Lasting Damage by Sophie Hannah
For anyone who likes the occasional bit of property porn, looking at property websites and TV programmes to see how the other half live, the premise of Lasting Damage, Hannah’s sixth psychochiller would be the perfect nightmare. Imagine starting up a virtual tour of a big house and seeing a dead body in a pool of blood in the lounge…
Well this is what happens to Connie Bowskill one night when she can’t sleep, but by the time she drags husband Kit out of bed to see it, the tour has started again and the body is gone. Was she just imagining it? Connie who is a rather neurotic and paranoid housewife can’t let it go, she contacts the police, hoping to speak to DC Simon Waterhouse, whom she’s encountered before. Only problem is that Simon is on his honeymoon – he finally married his on-off girlfriend Charlie Zailer, a former cop. But luckily Simon’s colleague takes her seriously enough to contact the police in the city where the house and ‘body’ were.
I’m not even going to attempt to try to explain any more of the plot than that. As you might guess, there’s an awful lot more to the story – Connie
knows suspects something – it involves her husband and houses in Cambridge – they nearly moved there once. It’s also enough to get Simon and Charlie back early from their honeymoon. The plot gets phenomenally twisted and very complex, and although the book was unputdownable, I needed breaks to even begin to assimilate what was happening – only for it to all be turned on its head again when I dived back in!
In Connie and Kit, Hannah has created marvelously complicated characters. Connie, the small town girl who works for the family firm, swept off her feet by the Cambridge graduate who promises her a different life, but finds she can’t cut the ties to her manipulative family. Kit has dreams, but appears to have settled for second best in a chocolate box cottage, seemingly content with their routine. Connie, who starts off as neurotic, gets more and more paranoid as things unfold. Kit you’re never sure of – sometimes you believe him, others you just can’t – no wonder Connie loses her trust in her soulmate.

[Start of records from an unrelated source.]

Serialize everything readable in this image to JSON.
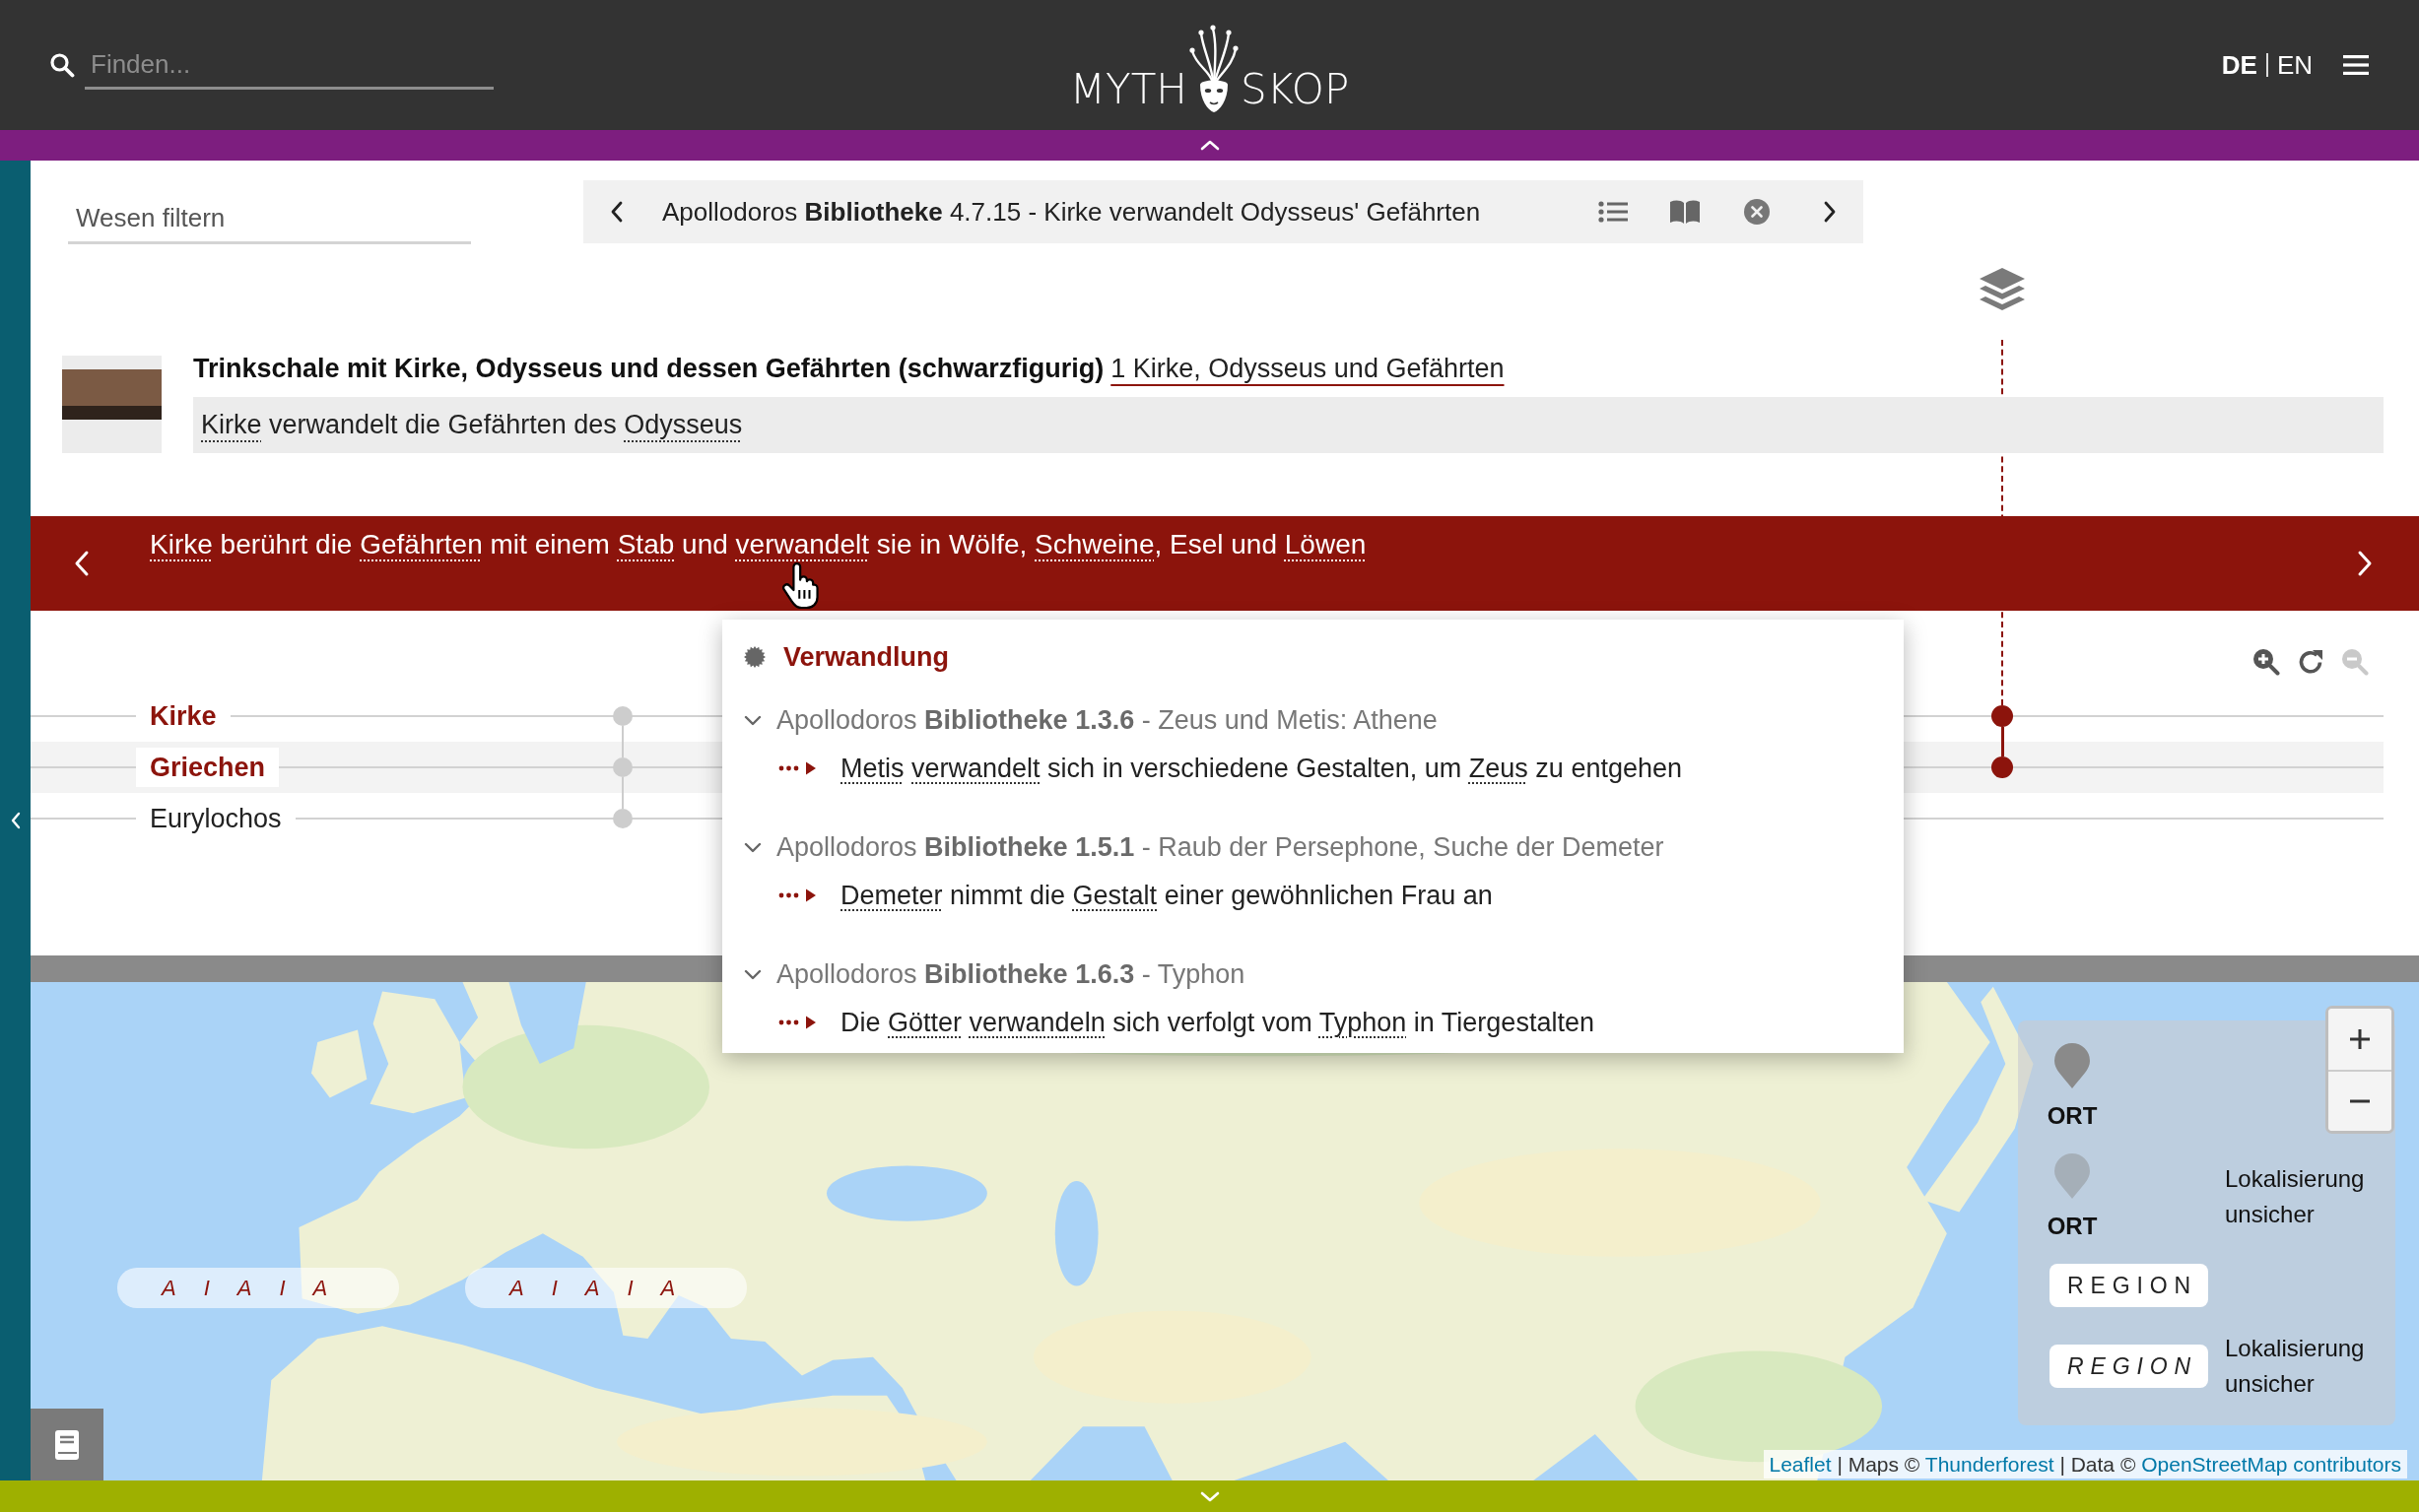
{
  "header": {
    "search": {
      "placeholder": "Finden..."
    },
    "logo": {
      "left": "MYTH",
      "right": "SKOP"
    },
    "languages": [
      {
        "label": "DE",
        "selected": true
      },
      {
        "label": "EN",
        "selected": false
      }
    ]
  },
  "filter": {
    "placeholder": "Wesen filtern"
  },
  "source_nav": {
    "title": "Apollodoros **Bibliotheke** 4.7.15 - Kirke verwandelt Odysseus' Gefährten"
  },
  "object": {
    "title": "Trinkschale mit Kirke, Odysseus und dessen Gefährten (schwarzfigurig)",
    "link": "1 Kirke, Odysseus und Gefährten",
    "description": [
      {
        "kind": "link",
        "text": "Kirke"
      },
      {
        "kind": "text",
        "text": " verwandelt die Gefährten des "
      },
      {
        "kind": "link",
        "text": "Odysseus"
      }
    ]
  },
  "event": {
    "segments": [
      {
        "kind": "link",
        "text": "Kirke"
      },
      {
        "kind": "text",
        "text": " berührt die "
      },
      {
        "kind": "link",
        "text": "Gefährten"
      },
      {
        "kind": "text",
        "text": " mit einem "
      },
      {
        "kind": "link",
        "text": "Stab"
      },
      {
        "kind": "text",
        "text": " und "
      },
      {
        "kind": "link",
        "text": "verwandelt"
      },
      {
        "kind": "text",
        "text": " sie in Wölfe, "
      },
      {
        "kind": "link",
        "text": "Schweine"
      },
      {
        "kind": "text",
        "text": ", Esel und "
      },
      {
        "kind": "link",
        "text": "Löwen"
      }
    ]
  },
  "timeline": {
    "tools": [
      {
        "kind": "zoom_in",
        "disabled": false
      },
      {
        "kind": "reset",
        "disabled": false
      },
      {
        "kind": "zoom_out",
        "disabled": true
      }
    ],
    "events": [
      {
        "current": false
      },
      {
        "current": true
      }
    ],
    "entities": [
      {
        "label": "Kirke",
        "highlighted": true,
        "in_events": [
          true,
          true
        ]
      },
      {
        "label": "Griechen",
        "highlighted": true,
        "in_events": [
          true,
          true
        ]
      },
      {
        "label": "Eurylochos",
        "highlighted": false,
        "in_events": [
          true,
          false
        ]
      }
    ]
  },
  "popup": {
    "title": "Verwandlung",
    "sections": [
      {
        "heading": "Apollodoros **Bibliotheke 1.3.6** - Zeus und Metis: Athene",
        "expanded": true,
        "items": [
          {
            "segments": [
              {
                "kind": "link",
                "text": "Metis"
              },
              {
                "kind": "link",
                "text": "verwandelt"
              },
              {
                "kind": "text",
                "text": " sich in verschiedene Gestalten, um "
              },
              {
                "kind": "link",
                "text": "Zeus"
              },
              {
                "kind": "text",
                "text": " zu entgehen"
              }
            ]
          }
        ]
      },
      {
        "heading": "Apollodoros **Bibliotheke 1.5.1** - Raub der Persephone, Suche der Demeter",
        "expanded": true,
        "items": [
          {
            "segments": [
              {
                "kind": "link",
                "text": "Demeter"
              },
              {
                "kind": "text",
                "text": " nimmt die "
              },
              {
                "kind": "link",
                "text": "Gestalt"
              },
              {
                "kind": "text",
                "text": " einer gewöhnlichen Frau an"
              }
            ]
          }
        ]
      },
      {
        "heading": "Apollodoros **Bibliotheke 1.6.3** - Typhon",
        "expanded": true,
        "items": [
          {
            "segments": [
              {
                "kind": "text",
                "text": "Die "
              },
              {
                "kind": "link",
                "text": "Götter"
              },
              {
                "kind": "link",
                "text": "verwandeln"
              },
              {
                "kind": "text",
                "text": " sich verfolgt vom "
              },
              {
                "kind": "link",
                "text": "Typhon"
              },
              {
                "kind": "text",
                "text": " in Tiergestalten"
              }
            ]
          }
        ]
      }
    ]
  },
  "map": {
    "labels": [
      {
        "text": "AIAIA",
        "uncertain": true
      },
      {
        "text": "AIAIA",
        "uncertain": true
      }
    ],
    "zoom_buttons": [
      {
        "kind": "zoom_in",
        "disabled": false
      },
      {
        "kind": "zoom_out",
        "disabled": false
      }
    ],
    "legend": [
      {
        "kind": "place",
        "label": "ORT",
        "uncertain": false
      },
      {
        "kind": "place",
        "label": "ORT",
        "uncertain": true,
        "note": "Lokalisierung unsicher"
      },
      {
        "kind": "region",
        "label": "REGION",
        "uncertain": false
      },
      {
        "kind": "region",
        "label": "REGION",
        "uncertain": true,
        "note": "Lokalisierung unsicher"
      }
    ],
    "attribution": [
      {
        "kind": "link",
        "text": "Leaflet"
      },
      {
        "kind": "text",
        "text": " | Maps © "
      },
      {
        "kind": "link",
        "text": "Thunderforest"
      },
      {
        "kind": "text",
        "text": " | Data © "
      },
      {
        "kind": "link",
        "text": "OpenStreetMap contributors"
      }
    ]
  }
}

As always in Hannah’s novels, the Spilling constabulary are in the background; taking us out of the claustrophobic nightmare that is Connie’s life, into the other one that is Simon and Charlie’s relationship! But you can’t let that get in the way of a good murder, and once Simon, an extraordinarily intuitive detective, is on the case, his new wife has to take a back seat. But it’s the Cambridge police that made me giggle half way through, when Connie quotes a phrase from a poem, only for the detective opposite to reply with the full verse from A E Housman. “Only in Cambridge would the cops quote poetry at you.”
I’ve read Sophie’s first three novels and loved all of them, especially Hurting Distance and The Point of Rescue (reviewed here). I jumped reading books 4 & 5 because I wanted to read this one so badly after she told me about it at an author event I attended last summer. In retrospect I wished I hadn’t opted to read out of order, as I shall now have to go back and find out how Simon and Charlie finally got together properly. Also a character returns from her first novel Little Face, which although not vital to the story, may perplex some readers.
Hannah’s writing is very involving – you feel you’re right inside the minds of her lead characters and can sense the creeping paranoia that envelopes them. You get desperate to find out what happens, truly concerned for them, yet glad it’s not happening to you of course – that little vicarious thrill that keeps you reading books of this ilk – she does it very well indeed.
If I had to describe this novel in one word, I’d call it ‘Twisted’, so twisted that it was sometimes almost too clever, but I never did know what was coming next – it was always a shock! I will read any novels that Sophie Hannah writes, but this one, whilst good, was not quite up to her best for me – 7.3/10.